EXERCISE DESCRIPTION:
Only the lines of the data holding the string "title" need to be returned.
================
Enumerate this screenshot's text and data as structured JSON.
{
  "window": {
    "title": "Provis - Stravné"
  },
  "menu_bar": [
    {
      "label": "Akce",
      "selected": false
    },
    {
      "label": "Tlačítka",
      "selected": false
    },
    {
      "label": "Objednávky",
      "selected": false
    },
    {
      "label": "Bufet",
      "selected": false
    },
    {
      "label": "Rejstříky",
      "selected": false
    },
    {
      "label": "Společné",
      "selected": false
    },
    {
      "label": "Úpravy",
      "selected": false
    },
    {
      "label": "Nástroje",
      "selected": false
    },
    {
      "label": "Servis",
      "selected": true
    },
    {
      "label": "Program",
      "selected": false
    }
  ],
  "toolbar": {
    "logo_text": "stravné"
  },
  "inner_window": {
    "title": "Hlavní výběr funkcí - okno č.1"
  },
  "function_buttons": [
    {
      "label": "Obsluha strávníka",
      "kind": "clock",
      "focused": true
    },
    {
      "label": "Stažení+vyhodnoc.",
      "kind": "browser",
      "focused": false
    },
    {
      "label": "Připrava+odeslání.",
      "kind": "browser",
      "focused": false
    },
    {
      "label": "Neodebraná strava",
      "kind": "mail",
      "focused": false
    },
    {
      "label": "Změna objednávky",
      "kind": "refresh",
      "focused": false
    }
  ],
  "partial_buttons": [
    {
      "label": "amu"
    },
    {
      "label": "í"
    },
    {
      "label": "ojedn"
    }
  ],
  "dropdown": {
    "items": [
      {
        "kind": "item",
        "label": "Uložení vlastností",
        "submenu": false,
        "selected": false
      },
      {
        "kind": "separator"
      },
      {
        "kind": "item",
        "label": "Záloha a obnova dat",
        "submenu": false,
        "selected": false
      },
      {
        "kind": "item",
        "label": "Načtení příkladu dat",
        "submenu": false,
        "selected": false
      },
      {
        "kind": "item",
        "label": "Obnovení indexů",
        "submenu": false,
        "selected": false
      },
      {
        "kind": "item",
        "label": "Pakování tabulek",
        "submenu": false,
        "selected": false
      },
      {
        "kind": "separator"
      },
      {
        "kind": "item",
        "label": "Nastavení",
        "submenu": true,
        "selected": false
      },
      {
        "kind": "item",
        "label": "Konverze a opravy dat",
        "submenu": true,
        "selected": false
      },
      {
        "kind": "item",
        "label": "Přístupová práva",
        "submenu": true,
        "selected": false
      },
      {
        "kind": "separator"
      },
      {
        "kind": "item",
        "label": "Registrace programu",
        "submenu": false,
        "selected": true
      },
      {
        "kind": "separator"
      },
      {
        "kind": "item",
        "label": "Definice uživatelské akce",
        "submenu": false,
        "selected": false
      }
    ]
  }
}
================
REPLY:
    "title": "Provis - Stravné"
    "title": "Hlavní výběr funkcí - okno č.1"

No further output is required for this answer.